Problem details: A single number is required: the count of lines in the records below that contain the word "Shift".

● ● ●

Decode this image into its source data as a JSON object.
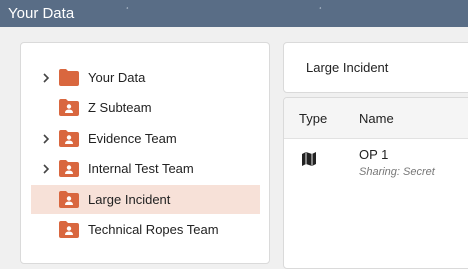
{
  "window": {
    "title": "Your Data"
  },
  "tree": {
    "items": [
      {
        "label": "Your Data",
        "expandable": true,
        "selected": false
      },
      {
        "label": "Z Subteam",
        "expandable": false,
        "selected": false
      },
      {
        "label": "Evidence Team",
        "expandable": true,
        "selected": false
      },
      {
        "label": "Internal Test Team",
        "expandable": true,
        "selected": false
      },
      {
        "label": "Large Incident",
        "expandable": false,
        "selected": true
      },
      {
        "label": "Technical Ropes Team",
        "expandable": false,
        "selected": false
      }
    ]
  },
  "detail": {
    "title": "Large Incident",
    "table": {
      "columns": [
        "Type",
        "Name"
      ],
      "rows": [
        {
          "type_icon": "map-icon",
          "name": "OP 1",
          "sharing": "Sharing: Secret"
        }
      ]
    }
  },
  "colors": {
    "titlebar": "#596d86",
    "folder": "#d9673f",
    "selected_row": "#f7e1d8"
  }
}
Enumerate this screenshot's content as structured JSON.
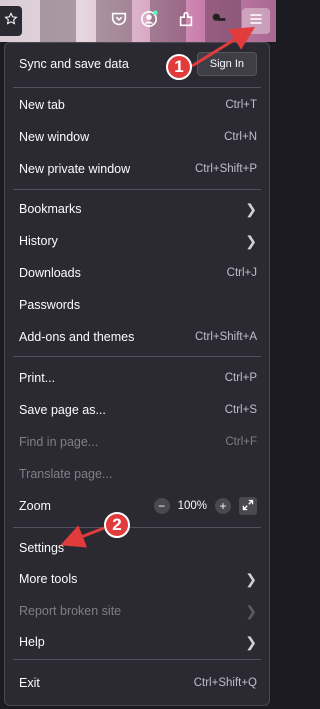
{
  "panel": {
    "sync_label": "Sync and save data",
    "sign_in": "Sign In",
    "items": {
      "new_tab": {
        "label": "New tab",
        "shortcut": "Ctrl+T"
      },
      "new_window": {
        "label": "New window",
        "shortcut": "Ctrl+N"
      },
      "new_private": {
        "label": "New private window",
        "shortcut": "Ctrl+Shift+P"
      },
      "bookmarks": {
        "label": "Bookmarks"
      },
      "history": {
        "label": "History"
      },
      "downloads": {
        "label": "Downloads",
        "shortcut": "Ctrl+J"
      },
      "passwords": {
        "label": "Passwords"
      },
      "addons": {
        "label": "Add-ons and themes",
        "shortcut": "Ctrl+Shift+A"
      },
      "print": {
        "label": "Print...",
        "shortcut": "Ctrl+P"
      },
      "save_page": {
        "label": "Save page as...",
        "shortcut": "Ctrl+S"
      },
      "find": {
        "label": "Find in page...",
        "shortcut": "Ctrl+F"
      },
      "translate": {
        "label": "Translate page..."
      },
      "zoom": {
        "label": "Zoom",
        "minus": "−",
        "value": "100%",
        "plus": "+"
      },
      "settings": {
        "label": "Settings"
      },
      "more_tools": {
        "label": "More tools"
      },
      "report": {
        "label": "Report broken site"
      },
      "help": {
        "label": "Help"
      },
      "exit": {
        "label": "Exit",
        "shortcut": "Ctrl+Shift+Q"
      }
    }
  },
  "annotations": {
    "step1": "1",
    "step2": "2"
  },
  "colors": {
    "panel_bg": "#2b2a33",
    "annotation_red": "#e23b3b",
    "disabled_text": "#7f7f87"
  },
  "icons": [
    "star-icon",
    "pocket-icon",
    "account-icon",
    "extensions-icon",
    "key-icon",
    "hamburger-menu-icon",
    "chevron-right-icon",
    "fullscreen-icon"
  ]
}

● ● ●

Response for this exercise: 3